• What this task involves
Return all the lines below exactly. Any picture among them is omitted.

━━ Records to process ━━

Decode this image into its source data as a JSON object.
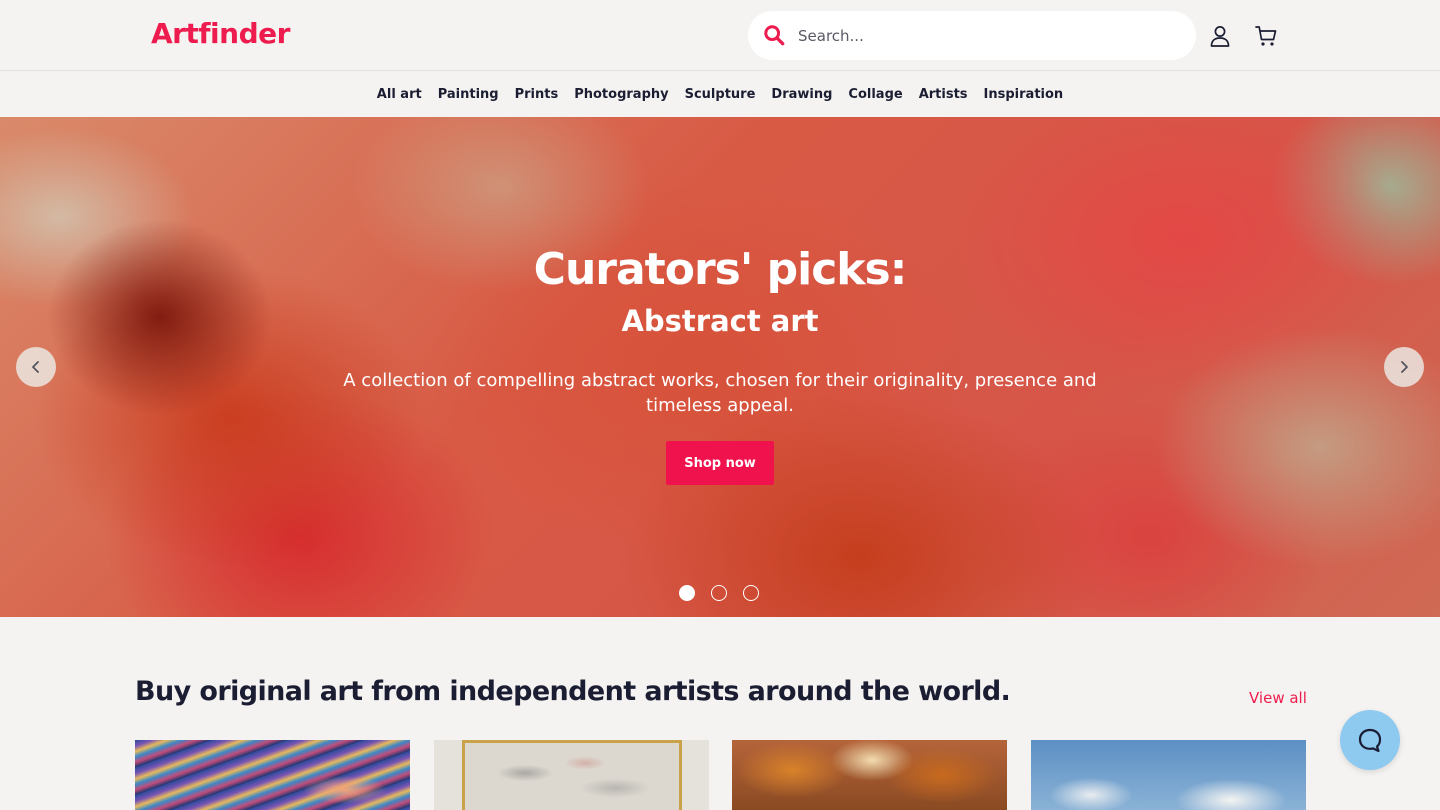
{
  "header": {
    "logo": "Artfinder",
    "search": {
      "placeholder": "Search...",
      "icon": "search-icon"
    },
    "icons": [
      "user-icon",
      "cart-icon"
    ]
  },
  "nav": {
    "items": [
      "All art",
      "Painting",
      "Prints",
      "Photography",
      "Sculpture",
      "Drawing",
      "Collage",
      "Artists",
      "Inspiration"
    ]
  },
  "hero": {
    "title": "Curators' picks:",
    "subtitle": "Abstract art",
    "description": "A collection of compelling abstract works, chosen for their originality, presence and timeless appeal.",
    "cta": "Shop now",
    "slides_total": 3,
    "active_slide": 1
  },
  "section": {
    "title": "Buy original art from independent artists around the world.",
    "view_all": "View all"
  },
  "colors": {
    "brand": "#ee1c4e",
    "text": "#1b1e33",
    "background": "#f5f3f1",
    "help_button": "#8ec9f0"
  }
}
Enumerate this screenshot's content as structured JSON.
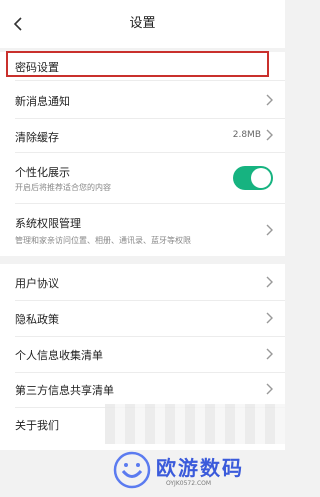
{
  "header": {
    "title": "设置"
  },
  "items": {
    "password": {
      "label": "密码设置"
    },
    "notify": {
      "label": "新消息通知"
    },
    "cache": {
      "label": "清除缓存",
      "value": "2.8MB"
    },
    "personal": {
      "label": "个性化展示",
      "sub": "开启后将推荐适合您的内容",
      "toggle_on": true
    },
    "permission": {
      "label": "系统权限管理",
      "sub": "管理和家亲访问位置、相册、通讯录、蓝牙等权限"
    },
    "agreement": {
      "label": "用户协议"
    },
    "privacy": {
      "label": "隐私政策"
    },
    "collect": {
      "label": "个人信息收集清单"
    },
    "share": {
      "label": "第三方信息共享清单"
    },
    "about": {
      "label": "关于我们"
    }
  },
  "watermark": {
    "text": "欧游数码",
    "sub": "OYJK0572.COM"
  },
  "colors": {
    "accent": "#16b380",
    "highlight": "#c9302c",
    "watermark": "#3b5bdb"
  }
}
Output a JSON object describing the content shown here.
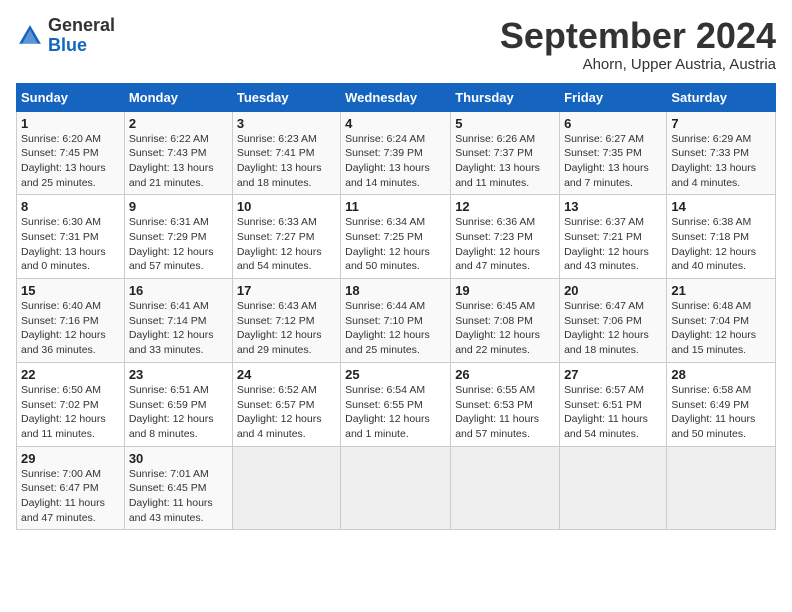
{
  "header": {
    "logo_general": "General",
    "logo_blue": "Blue",
    "month": "September 2024",
    "location": "Ahorn, Upper Austria, Austria"
  },
  "columns": [
    "Sunday",
    "Monday",
    "Tuesday",
    "Wednesday",
    "Thursday",
    "Friday",
    "Saturday"
  ],
  "weeks": [
    [
      {
        "day": "1",
        "info": "Sunrise: 6:20 AM\nSunset: 7:45 PM\nDaylight: 13 hours\nand 25 minutes."
      },
      {
        "day": "2",
        "info": "Sunrise: 6:22 AM\nSunset: 7:43 PM\nDaylight: 13 hours\nand 21 minutes."
      },
      {
        "day": "3",
        "info": "Sunrise: 6:23 AM\nSunset: 7:41 PM\nDaylight: 13 hours\nand 18 minutes."
      },
      {
        "day": "4",
        "info": "Sunrise: 6:24 AM\nSunset: 7:39 PM\nDaylight: 13 hours\nand 14 minutes."
      },
      {
        "day": "5",
        "info": "Sunrise: 6:26 AM\nSunset: 7:37 PM\nDaylight: 13 hours\nand 11 minutes."
      },
      {
        "day": "6",
        "info": "Sunrise: 6:27 AM\nSunset: 7:35 PM\nDaylight: 13 hours\nand 7 minutes."
      },
      {
        "day": "7",
        "info": "Sunrise: 6:29 AM\nSunset: 7:33 PM\nDaylight: 13 hours\nand 4 minutes."
      }
    ],
    [
      {
        "day": "8",
        "info": "Sunrise: 6:30 AM\nSunset: 7:31 PM\nDaylight: 13 hours\nand 0 minutes."
      },
      {
        "day": "9",
        "info": "Sunrise: 6:31 AM\nSunset: 7:29 PM\nDaylight: 12 hours\nand 57 minutes."
      },
      {
        "day": "10",
        "info": "Sunrise: 6:33 AM\nSunset: 7:27 PM\nDaylight: 12 hours\nand 54 minutes."
      },
      {
        "day": "11",
        "info": "Sunrise: 6:34 AM\nSunset: 7:25 PM\nDaylight: 12 hours\nand 50 minutes."
      },
      {
        "day": "12",
        "info": "Sunrise: 6:36 AM\nSunset: 7:23 PM\nDaylight: 12 hours\nand 47 minutes."
      },
      {
        "day": "13",
        "info": "Sunrise: 6:37 AM\nSunset: 7:21 PM\nDaylight: 12 hours\nand 43 minutes."
      },
      {
        "day": "14",
        "info": "Sunrise: 6:38 AM\nSunset: 7:18 PM\nDaylight: 12 hours\nand 40 minutes."
      }
    ],
    [
      {
        "day": "15",
        "info": "Sunrise: 6:40 AM\nSunset: 7:16 PM\nDaylight: 12 hours\nand 36 minutes."
      },
      {
        "day": "16",
        "info": "Sunrise: 6:41 AM\nSunset: 7:14 PM\nDaylight: 12 hours\nand 33 minutes."
      },
      {
        "day": "17",
        "info": "Sunrise: 6:43 AM\nSunset: 7:12 PM\nDaylight: 12 hours\nand 29 minutes."
      },
      {
        "day": "18",
        "info": "Sunrise: 6:44 AM\nSunset: 7:10 PM\nDaylight: 12 hours\nand 25 minutes."
      },
      {
        "day": "19",
        "info": "Sunrise: 6:45 AM\nSunset: 7:08 PM\nDaylight: 12 hours\nand 22 minutes."
      },
      {
        "day": "20",
        "info": "Sunrise: 6:47 AM\nSunset: 7:06 PM\nDaylight: 12 hours\nand 18 minutes."
      },
      {
        "day": "21",
        "info": "Sunrise: 6:48 AM\nSunset: 7:04 PM\nDaylight: 12 hours\nand 15 minutes."
      }
    ],
    [
      {
        "day": "22",
        "info": "Sunrise: 6:50 AM\nSunset: 7:02 PM\nDaylight: 12 hours\nand 11 minutes."
      },
      {
        "day": "23",
        "info": "Sunrise: 6:51 AM\nSunset: 6:59 PM\nDaylight: 12 hours\nand 8 minutes."
      },
      {
        "day": "24",
        "info": "Sunrise: 6:52 AM\nSunset: 6:57 PM\nDaylight: 12 hours\nand 4 minutes."
      },
      {
        "day": "25",
        "info": "Sunrise: 6:54 AM\nSunset: 6:55 PM\nDaylight: 12 hours\nand 1 minute."
      },
      {
        "day": "26",
        "info": "Sunrise: 6:55 AM\nSunset: 6:53 PM\nDaylight: 11 hours\nand 57 minutes."
      },
      {
        "day": "27",
        "info": "Sunrise: 6:57 AM\nSunset: 6:51 PM\nDaylight: 11 hours\nand 54 minutes."
      },
      {
        "day": "28",
        "info": "Sunrise: 6:58 AM\nSunset: 6:49 PM\nDaylight: 11 hours\nand 50 minutes."
      }
    ],
    [
      {
        "day": "29",
        "info": "Sunrise: 7:00 AM\nSunset: 6:47 PM\nDaylight: 11 hours\nand 47 minutes."
      },
      {
        "day": "30",
        "info": "Sunrise: 7:01 AM\nSunset: 6:45 PM\nDaylight: 11 hours\nand 43 minutes."
      },
      {
        "day": "",
        "info": ""
      },
      {
        "day": "",
        "info": ""
      },
      {
        "day": "",
        "info": ""
      },
      {
        "day": "",
        "info": ""
      },
      {
        "day": "",
        "info": ""
      }
    ]
  ]
}
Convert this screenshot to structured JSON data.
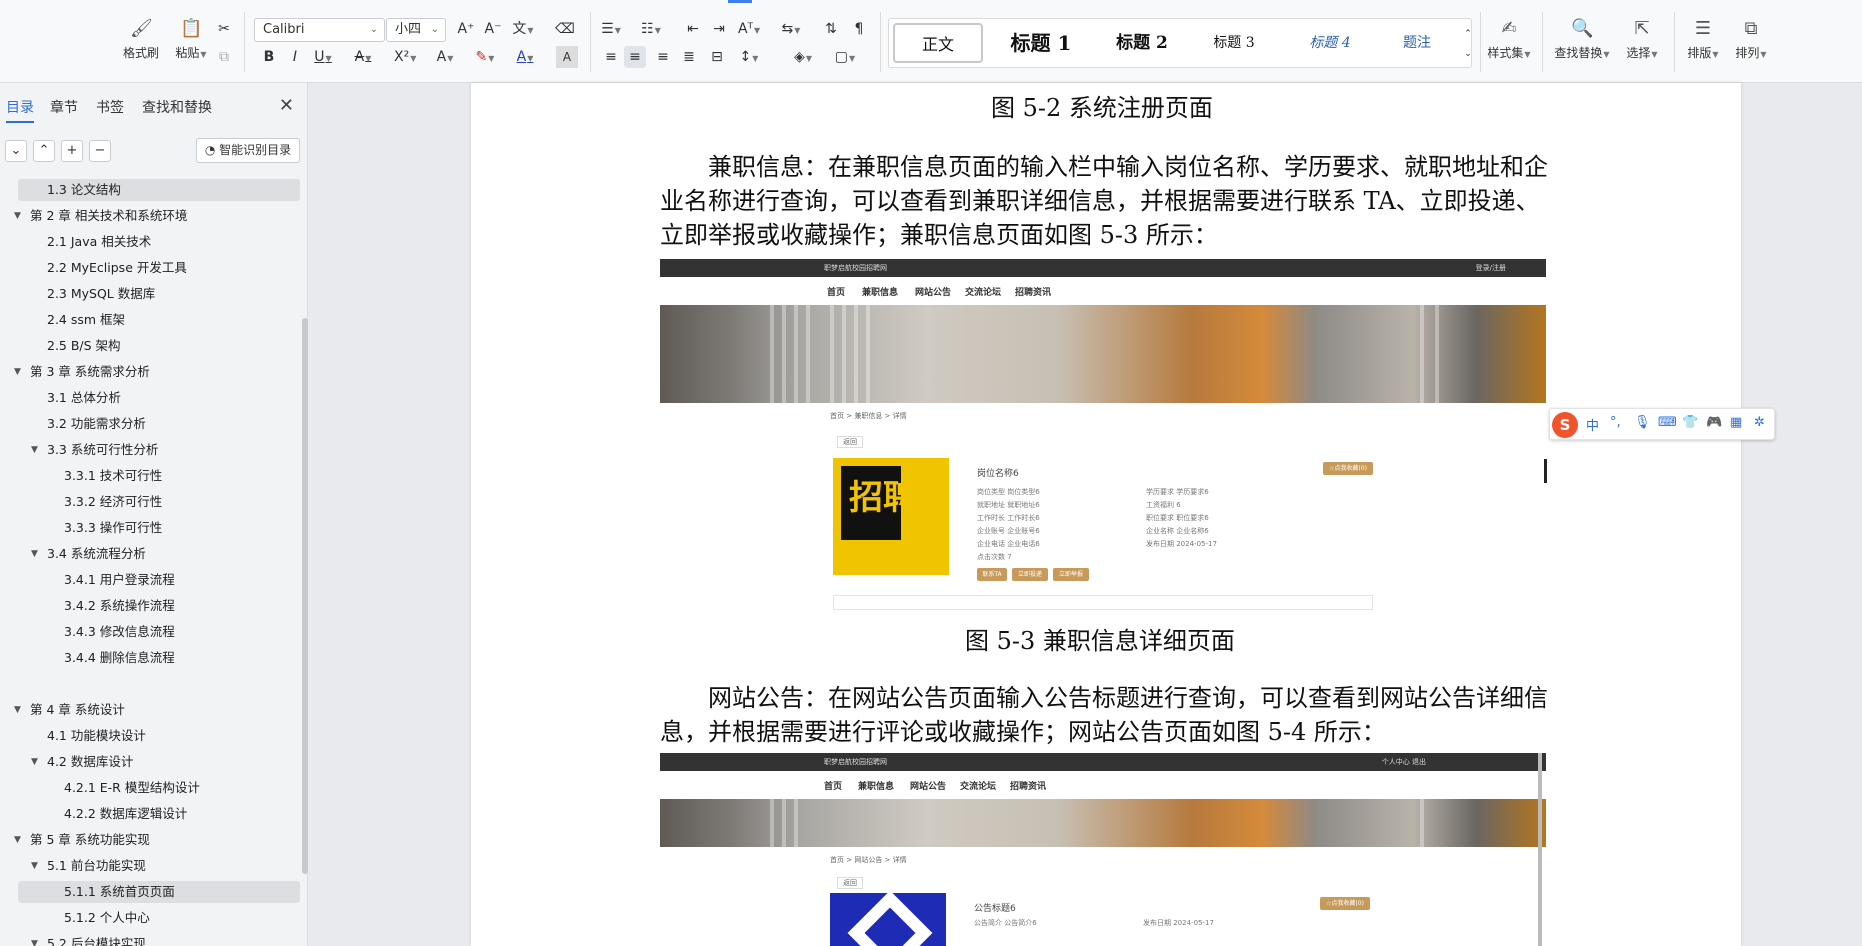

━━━

• Task result
Decode this image into its source data as a JSON object.
{
  "header": {
    "logo": "Artfinder",
    "search": {
      "placeholder": "Search...",
      "icon": "search-icon"
    },
    "icons": [
      "user-icon",
      "cart-icon"
    ]
  },
  "nav": {
    "items": [
      "All art",
      "Painting",
      "Prints",
      "Photography",
      "Sculpture",
      "Drawing",
      "Collage",
      "Artists",
      "Inspiration"
    ]
  },
  "hero": {
    "title": "Curators' picks:",
    "subtitle": "Abstract art",
    "description": "A collection of compelling abstract works, chosen for their originality, presence and timeless appeal.",
    "cta": "Shop now",
    "slides_total": 3,
    "active_slide": 1
  },
  "section": {
    "title": "Buy original art from independent artists around the world.",
    "view_all": "View all"
  },
  "colors": {
    "brand": "#ee1c4e",
    "text": "#1b1e33",
    "background": "#f5f3f1",
    "help_button": "#8ec9f0"
  }
}
Enumerate this screenshot's content as structured JSON.
{
  "header": {
    "title": "设置"
  },
  "items": {
    "password": {
      "label": "密码设置"
    },
    "notify": {
      "label": "新消息通知"
    },
    "cache": {
      "label": "清除缓存",
      "value": "2.8MB"
    },
    "personal": {
      "label": "个性化展示",
      "sub": "开启后将推荐适合您的内容",
      "toggle_on": true
    },
    "permission": {
      "label": "系统权限管理",
      "sub": "管理和家亲访问位置、相册、通讯录、蓝牙等权限"
    },
    "agreement": {
      "label": "用户协议"
    },
    "privacy": {
      "label": "隐私政策"
    },
    "collect": {
      "label": "个人信息收集清单"
    },
    "share": {
      "label": "第三方信息共享清单"
    },
    "about": {
      "label": "关于我们"
    }
  },
  "watermark": {
    "text": "欧游数码",
    "sub": "OYJK0572.COM"
  },
  "colors": {
    "accent": "#16b380",
    "highlight": "#c9302c",
    "watermark": "#3b5bdb"
  }
}
Output a JSON object describing the content shown here.
{
  "header": {
    "logo_general": "General",
    "logo_blue": "Blue",
    "month": "September 2024",
    "location": "Ahorn, Upper Austria, Austria"
  },
  "columns": [
    "Sunday",
    "Monday",
    "Tuesday",
    "Wednesday",
    "Thursday",
    "Friday",
    "Saturday"
  ],
  "weeks": [
    [
      {
        "day": "1",
        "info": "Sunrise: 6:20 AM\nSunset: 7:45 PM\nDaylight: 13 hours\nand 25 minutes."
      },
      {
        "day": "2",
        "info": "Sunrise: 6:22 AM\nSunset: 7:43 PM\nDaylight: 13 hours\nand 21 minutes."
      },
      {
        "day": "3",
        "info": "Sunrise: 6:23 AM\nSunset: 7:41 PM\nDaylight: 13 hours\nand 18 minutes."
      },
      {
        "day": "4",
        "info": "Sunrise: 6:24 AM\nSunset: 7:39 PM\nDaylight: 13 hours\nand 14 minutes."
      },
      {
        "day": "5",
        "info": "Sunrise: 6:26 AM\nSunset: 7:37 PM\nDaylight: 13 hours\nand 11 minutes."
      },
      {
        "day": "6",
        "info": "Sunrise: 6:27 AM\nSunset: 7:35 PM\nDaylight: 13 hours\nand 7 minutes."
      },
      {
        "day": "7",
        "info": "Sunrise: 6:29 AM\nSunset: 7:33 PM\nDaylight: 13 hours\nand 4 minutes."
      }
    ],
    [
      {
        "day": "8",
        "info": "Sunrise: 6:30 AM\nSunset: 7:31 PM\nDaylight: 13 hours\nand 0 minutes."
      },
      {
        "day": "9",
        "info": "Sunrise: 6:31 AM\nSunset: 7:29 PM\nDaylight: 12 hours\nand 57 minutes."
      },
      {
        "day": "10",
        "info": "Sunrise: 6:33 AM\nSunset: 7:27 PM\nDaylight: 12 hours\nand 54 minutes."
      },
      {
        "day": "11",
        "info": "Sunrise: 6:34 AM\nSunset: 7:25 PM\nDaylight: 12 hours\nand 50 minutes."
      },
      {
        "day": "12",
        "info": "Sunrise: 6:36 AM\nSunset: 7:23 PM\nDaylight: 12 hours\nand 47 minutes."
      },
      {
        "day": "13",
        "info": "Sunrise: 6:37 AM\nSunset: 7:21 PM\nDaylight: 12 hours\nand 43 minutes."
      },
      {
        "day": "14",
        "info": "Sunrise: 6:38 AM\nSunset: 7:18 PM\nDaylight: 12 hours\nand 40 minutes."
      }
    ],
    [
      {
        "day": "15",
        "info": "Sunrise: 6:40 AM\nSunset: 7:16 PM\nDaylight: 12 hours\nand 36 minutes."
      },
      {
        "day": "16",
        "info": "Sunrise: 6:41 AM\nSunset: 7:14 PM\nDaylight: 12 hours\nand 33 minutes."
      },
      {
        "day": "17",
        "info": "Sunrise: 6:43 AM\nSunset: 7:12 PM\nDaylight: 12 hours\nand 29 minutes."
      },
      {
        "day": "18",
        "info": "Sunrise: 6:44 AM\nSunset: 7:10 PM\nDaylight: 12 hours\nand 25 minutes."
      },
      {
        "day": "19",
        "info": "Sunrise: 6:45 AM\nSunset: 7:08 PM\nDaylight: 12 hours\nand 22 minutes."
      },
      {
        "day": "20",
        "info": "Sunrise: 6:47 AM\nSunset: 7:06 PM\nDaylight: 12 hours\nand 18 minutes."
      },
      {
        "day": "21",
        "info": "Sunrise: 6:48 AM\nSunset: 7:04 PM\nDaylight: 12 hours\nand 15 minutes."
      }
    ],
    [
      {
        "day": "22",
        "info": "Sunrise: 6:50 AM\nSunset: 7:02 PM\nDaylight: 12 hours\nand 11 minutes."
      },
      {
        "day": "23",
        "info": "Sunrise: 6:51 AM\nSunset: 6:59 PM\nDaylight: 12 hours\nand 8 minutes."
      },
      {
        "day": "24",
        "info": "Sunrise: 6:52 AM\nSunset: 6:57 PM\nDaylight: 12 hours\nand 4 minutes."
      },
      {
        "day": "25",
        "info": "Sunrise: 6:54 AM\nSunset: 6:55 PM\nDaylight: 12 hours\nand 1 minute."
      },
      {
        "day": "26",
        "info": "Sunrise: 6:55 AM\nSunset: 6:53 PM\nDaylight: 11 hours\nand 57 minutes."
      },
      {
        "day": "27",
        "info": "Sunrise: 6:57 AM\nSunset: 6:51 PM\nDaylight: 11 hours\nand 54 minutes."
      },
      {
        "day": "28",
        "info": "Sunrise: 6:58 AM\nSunset: 6:49 PM\nDaylight: 11 hours\nand 50 minutes."
      }
    ],
    [
      {
        "day": "29",
        "info": "Sunrise: 7:00 AM\nSunset: 6:47 PM\nDaylight: 11 hours\nand 47 minutes."
      },
      {
        "day": "30",
        "info": "Sunrise: 7:01 AM\nSunset: 6:45 PM\nDaylight: 11 hours\nand 43 minutes."
      },
      {
        "day": "",
        "info": ""
      },
      {
        "day": "",
        "info": ""
      },
      {
        "day": "",
        "info": ""
      },
      {
        "day": "",
        "info": ""
      },
      {
        "day": "",
        "info": ""
      }
    ]
  ]
}
Convert this screenshot to structured JSON data.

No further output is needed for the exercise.